[[ RECORDS SUPPLIED open ]]

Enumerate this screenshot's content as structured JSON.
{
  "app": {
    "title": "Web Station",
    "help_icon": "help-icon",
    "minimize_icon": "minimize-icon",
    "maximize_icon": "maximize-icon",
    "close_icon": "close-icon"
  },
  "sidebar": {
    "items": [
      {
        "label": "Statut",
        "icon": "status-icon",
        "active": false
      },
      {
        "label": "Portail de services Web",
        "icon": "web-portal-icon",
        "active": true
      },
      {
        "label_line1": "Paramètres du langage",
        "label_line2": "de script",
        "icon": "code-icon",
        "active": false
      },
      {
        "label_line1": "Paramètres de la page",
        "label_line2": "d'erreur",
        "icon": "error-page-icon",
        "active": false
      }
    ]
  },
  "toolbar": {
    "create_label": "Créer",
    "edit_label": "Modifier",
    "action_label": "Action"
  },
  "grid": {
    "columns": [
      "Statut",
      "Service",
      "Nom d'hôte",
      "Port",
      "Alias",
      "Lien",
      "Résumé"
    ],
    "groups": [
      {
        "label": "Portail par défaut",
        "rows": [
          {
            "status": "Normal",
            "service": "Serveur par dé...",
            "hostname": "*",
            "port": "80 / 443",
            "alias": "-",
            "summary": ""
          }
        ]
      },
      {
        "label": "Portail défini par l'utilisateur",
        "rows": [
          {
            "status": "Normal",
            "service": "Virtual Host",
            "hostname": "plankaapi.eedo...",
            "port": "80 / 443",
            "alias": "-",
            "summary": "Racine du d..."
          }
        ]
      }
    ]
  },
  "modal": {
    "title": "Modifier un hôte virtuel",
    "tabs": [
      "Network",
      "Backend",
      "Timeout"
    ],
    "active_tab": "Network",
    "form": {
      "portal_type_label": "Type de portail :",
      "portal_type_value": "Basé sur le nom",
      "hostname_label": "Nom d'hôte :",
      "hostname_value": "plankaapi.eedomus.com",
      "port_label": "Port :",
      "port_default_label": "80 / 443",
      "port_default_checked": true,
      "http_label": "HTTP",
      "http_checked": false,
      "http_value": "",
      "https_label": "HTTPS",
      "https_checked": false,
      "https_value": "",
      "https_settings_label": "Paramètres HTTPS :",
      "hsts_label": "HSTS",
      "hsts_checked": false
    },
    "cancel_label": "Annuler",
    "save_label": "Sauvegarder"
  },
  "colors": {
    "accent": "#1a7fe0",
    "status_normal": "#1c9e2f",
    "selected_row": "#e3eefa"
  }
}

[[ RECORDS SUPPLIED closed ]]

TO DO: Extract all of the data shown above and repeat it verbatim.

EXERCISE RESPONSE:
Enumerate this screenshot's content as structured JSON.
{
  "app": {
    "title": "Web Station",
    "help_icon": "help-icon",
    "minimize_icon": "minimize-icon",
    "maximize_icon": "maximize-icon",
    "close_icon": "close-icon"
  },
  "sidebar": {
    "items": [
      {
        "label": "Statut",
        "icon": "status-icon",
        "active": false
      },
      {
        "label": "Portail de services Web",
        "icon": "web-portal-icon",
        "active": true
      },
      {
        "label_line1": "Paramètres du langage",
        "label_line2": "de script",
        "icon": "code-icon",
        "active": false
      },
      {
        "label_line1": "Paramètres de la page",
        "label_line2": "d'erreur",
        "icon": "error-page-icon",
        "active": false
      }
    ]
  },
  "toolbar": {
    "create_label": "Créer",
    "edit_label": "Modifier",
    "action_label": "Action"
  },
  "grid": {
    "columns": [
      "Statut",
      "Service",
      "Nom d'hôte",
      "Port",
      "Alias",
      "Lien",
      "Résumé"
    ],
    "groups": [
      {
        "label": "Portail par défaut",
        "rows": [
          {
            "status": "Normal",
            "service": "Serveur par dé...",
            "hostname": "*",
            "port": "80 / 443",
            "alias": "-",
            "summary": ""
          }
        ]
      },
      {
        "label": "Portail défini par l'utilisateur",
        "rows": [
          {
            "status": "Normal",
            "service": "Virtual Host",
            "hostname": "plankaapi.eedo...",
            "port": "80 / 443",
            "alias": "-",
            "summary": "Racine du d..."
          }
        ]
      }
    ]
  },
  "modal": {
    "title": "Modifier un hôte virtuel",
    "tabs": [
      "Network",
      "Backend",
      "Timeout"
    ],
    "active_tab": "Network",
    "form": {
      "portal_type_label": "Type de portail :",
      "portal_type_value": "Basé sur le nom",
      "hostname_label": "Nom d'hôte :",
      "hostname_value": "plankaapi.eedomus.com",
      "port_label": "Port :",
      "port_default_label": "80 / 443",
      "port_default_checked": true,
      "http_label": "HTTP",
      "http_checked": false,
      "http_value": "",
      "https_label": "HTTPS",
      "https_checked": false,
      "https_value": "",
      "https_settings_label": "Paramètres HTTPS :",
      "hsts_label": "HSTS",
      "hsts_checked": false
    },
    "cancel_label": "Annuler",
    "save_label": "Sauvegarder"
  },
  "colors": {
    "accent": "#1a7fe0",
    "status_normal": "#1c9e2f",
    "selected_row": "#e3eefa"
  }
}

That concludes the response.